• **WHAT IS BEING ASKED**
Every record below should be written out exactly; pictures stay out.

Saved entries:
* * *

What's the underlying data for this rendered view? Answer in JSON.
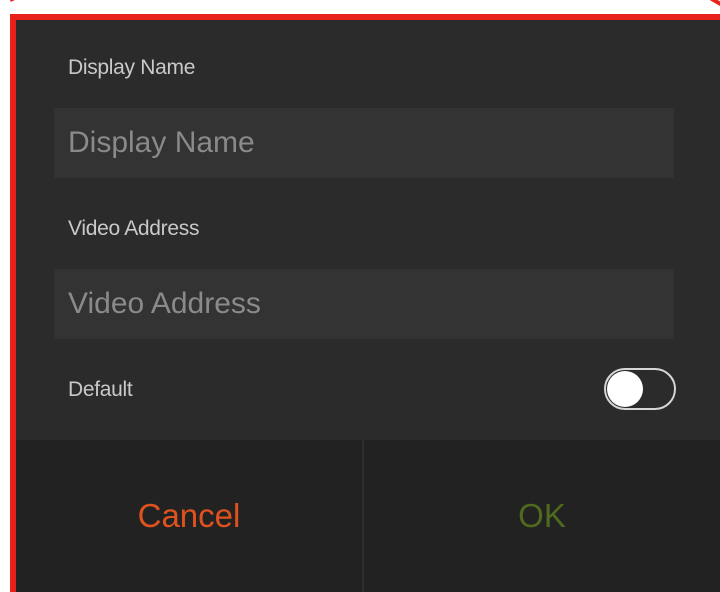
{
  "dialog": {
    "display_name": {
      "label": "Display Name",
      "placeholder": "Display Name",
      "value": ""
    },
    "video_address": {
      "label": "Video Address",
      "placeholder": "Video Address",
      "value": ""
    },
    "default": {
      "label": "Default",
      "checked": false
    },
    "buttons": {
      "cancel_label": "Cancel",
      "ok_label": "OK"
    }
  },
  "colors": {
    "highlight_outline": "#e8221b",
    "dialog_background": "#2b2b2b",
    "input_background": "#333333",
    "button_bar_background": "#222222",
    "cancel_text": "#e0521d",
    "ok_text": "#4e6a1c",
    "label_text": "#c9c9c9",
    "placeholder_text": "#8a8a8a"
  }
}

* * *

• **THE ANSWER**
What's the underlying data for this rendered view? Answer in JSON.
{
  "dialog": {
    "display_name": {
      "label": "Display Name",
      "placeholder": "Display Name",
      "value": ""
    },
    "video_address": {
      "label": "Video Address",
      "placeholder": "Video Address",
      "value": ""
    },
    "default": {
      "label": "Default",
      "checked": false
    },
    "buttons": {
      "cancel_label": "Cancel",
      "ok_label": "OK"
    }
  },
  "colors": {
    "highlight_outline": "#e8221b",
    "dialog_background": "#2b2b2b",
    "input_background": "#333333",
    "button_bar_background": "#222222",
    "cancel_text": "#e0521d",
    "ok_text": "#4e6a1c",
    "label_text": "#c9c9c9",
    "placeholder_text": "#8a8a8a"
  }
}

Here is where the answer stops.